The Domino Sugar Refinery and its iconic sign are staples of the Brooklyn skyline. Built in 1856, it was once the largest sugar refinery in the entire world, producing up to 3 million pounds of sugar each day. The Domino Sugar Refinery operated for years until it finally shut its doors in 2004. Today, the refinery is being redeveloped for residential use, including over 600 affordable housing units. Those in Brooklyn may have noticed that the famous Domino sign is missing. Don’t worry – the sign is only being restored, as is the main refinery building. We can’t wait for it to return to the skyline!



The famous Radio City Music Hall nearly shut down in 1978 as a result of low attendance. Thanks to Rosemary Novellino and the Radio City Ballet Company, the “Showpeople's Committee to Save Radio City Music Hall” was formed. Their efforts brought the issue to the public’s attention, and eventually Radio City was placed on the National Register of Historic Places.
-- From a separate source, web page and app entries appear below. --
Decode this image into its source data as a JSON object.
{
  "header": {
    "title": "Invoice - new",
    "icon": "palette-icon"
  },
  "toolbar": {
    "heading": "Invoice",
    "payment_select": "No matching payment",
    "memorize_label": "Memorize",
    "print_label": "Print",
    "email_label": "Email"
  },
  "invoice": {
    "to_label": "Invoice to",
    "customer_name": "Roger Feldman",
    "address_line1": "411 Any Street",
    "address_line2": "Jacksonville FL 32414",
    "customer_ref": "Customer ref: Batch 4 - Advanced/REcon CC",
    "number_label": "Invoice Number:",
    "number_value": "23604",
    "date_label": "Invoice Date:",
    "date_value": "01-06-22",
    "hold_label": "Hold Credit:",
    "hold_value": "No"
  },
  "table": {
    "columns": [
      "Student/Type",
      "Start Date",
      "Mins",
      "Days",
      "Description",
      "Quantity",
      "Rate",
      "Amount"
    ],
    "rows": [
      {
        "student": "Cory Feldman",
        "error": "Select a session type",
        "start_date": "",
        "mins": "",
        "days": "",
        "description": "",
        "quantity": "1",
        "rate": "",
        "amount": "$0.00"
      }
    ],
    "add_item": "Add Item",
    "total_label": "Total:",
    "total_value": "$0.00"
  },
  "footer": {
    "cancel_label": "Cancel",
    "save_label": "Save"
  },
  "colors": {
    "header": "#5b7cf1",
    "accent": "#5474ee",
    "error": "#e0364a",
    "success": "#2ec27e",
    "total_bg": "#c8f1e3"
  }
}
So next time you go see the Rockettes or a concert at Radio City, remember to thank the Showpeople's Committee to Save Radio City Music Hall!



Ever flown JetBlue out of JFK? If so, you might know this next landmark. The TWA Flight Center at John F. Kennedy Airport was known for its eccentric, arched head house. When TWA shut down in 2001, the terminal was set to be totally redone, with a building being “wrapped around” the head house. The point of this was to keep the head house intact and visible, but that wasn’t good enough – many pointed out that this disposition would ruin the head house and its atmosphere.  JetBlue instead built its new terminal next to it and has plans to turn the old one into a hotel with the head house remaining (mostly) as is.



In its heyday, Loews’s Paradise Theatre was the complete opposite of today’s movie theatres. It featured elegant mezzanine seating, a ceiling painted like the night sky, chandeliers and detailed sculptures. Operating as a theatre for both movies and plays, the popular Loews Paradise opened in 1929. After the Great Depression, the theatre struggled to regain its initial success. Before it closed in 1994, it had been divided into four separate theatres, which sadly obscured most of the gorgeous interior. Thankfully, the theatre’s original design has since been restored. In 2005, Paradise Theatre reopened as an events venue; since 2012, it has been home to the World Changers Church New York.




Way back in the day, one of the major modes of public transportation the New York metro area was the steamboat. Everyday from the 1860s to the 1940s, the Hudson River Day Line steamboats would go up and down the river, picking people up and dropping them off in between NYC and Albany. The last of these steamboats stop sailing in 1971, but Circle Line’s Dayliner  boat made the daily trip until 1987.

Today, the only way to ride  the true Hudson Day Line experience is by riding the new Empire Class boats up to Bear Mountain in the fall.

Every Saturday and Sunday (plus Columbus Day) from September 23 – November 12, Circle Line not only sails up to the beautiful Bear Mountain State Park, but they also hosts an epic Oktoberfest celebration on the way. On the cruise, you can enjoy eating German food like Bavarian pretzels and pork schnitzels along with a giant mug of Warsteiner beer, and if you aren’t too full, you can dance along to awesome polka music. Oh, and don’t forget to check out about the prime views of New York’s beautiful fall foliage, plus other NYC landmarks like Riverside Church and Grant’s Tomb.

Once the boat arrives at Bear Mountain State Park, there’s even more to do, including hiking and biking in the park, brunch at The Bear Mountain Inn, and visiting the Bear Mountain zoo. You’ll get 3 hours in the park before you get to hop back on the boat and enjoy the cruise all over again!

Find out more information about Bear Mountain Cruises here!

Tags: Things To Do In NYC, New York History, Bear Mountain